#### Task details
When you set down the entries, keep every word exactly as it is but drop the pictures.

#### Provided records

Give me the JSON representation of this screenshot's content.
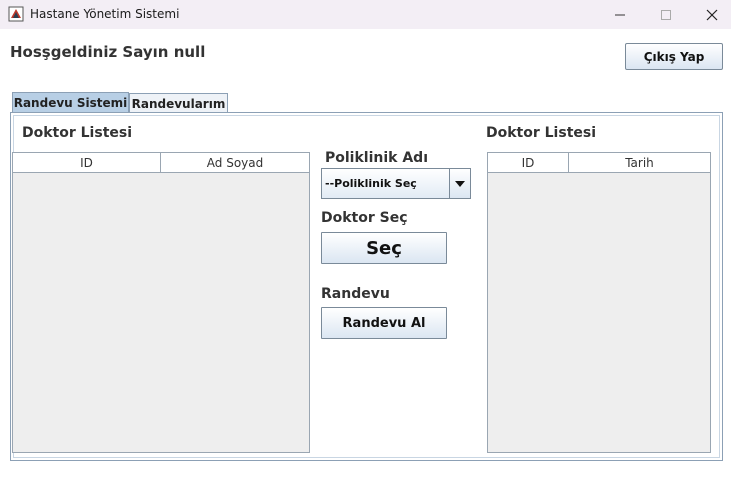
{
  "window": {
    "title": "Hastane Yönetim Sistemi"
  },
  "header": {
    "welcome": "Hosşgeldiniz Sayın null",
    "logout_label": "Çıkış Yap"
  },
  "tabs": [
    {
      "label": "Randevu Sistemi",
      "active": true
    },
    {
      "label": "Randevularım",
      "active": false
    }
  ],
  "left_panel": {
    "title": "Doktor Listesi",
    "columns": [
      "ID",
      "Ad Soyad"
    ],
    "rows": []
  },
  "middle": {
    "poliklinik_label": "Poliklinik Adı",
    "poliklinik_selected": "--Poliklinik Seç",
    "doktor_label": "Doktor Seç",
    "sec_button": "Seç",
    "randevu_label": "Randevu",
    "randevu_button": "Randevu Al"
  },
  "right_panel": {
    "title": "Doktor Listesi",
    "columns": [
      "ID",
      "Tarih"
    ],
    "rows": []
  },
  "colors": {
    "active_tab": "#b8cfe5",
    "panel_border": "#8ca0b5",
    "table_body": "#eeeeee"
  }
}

#### Answer section
Give me the JSON representation of this screenshot's content.
{
  "window": {
    "title": "Hastane Yönetim Sistemi"
  },
  "header": {
    "welcome": "Hosşgeldiniz Sayın null",
    "logout_label": "Çıkış Yap"
  },
  "tabs": [
    {
      "label": "Randevu Sistemi",
      "active": true
    },
    {
      "label": "Randevularım",
      "active": false
    }
  ],
  "left_panel": {
    "title": "Doktor Listesi",
    "columns": [
      "ID",
      "Ad Soyad"
    ],
    "rows": []
  },
  "middle": {
    "poliklinik_label": "Poliklinik Adı",
    "poliklinik_selected": "--Poliklinik Seç",
    "doktor_label": "Doktor Seç",
    "sec_button": "Seç",
    "randevu_label": "Randevu",
    "randevu_button": "Randevu Al"
  },
  "right_panel": {
    "title": "Doktor Listesi",
    "columns": [
      "ID",
      "Tarih"
    ],
    "rows": []
  },
  "colors": {
    "active_tab": "#b8cfe5",
    "panel_border": "#8ca0b5",
    "table_body": "#eeeeee"
  }
}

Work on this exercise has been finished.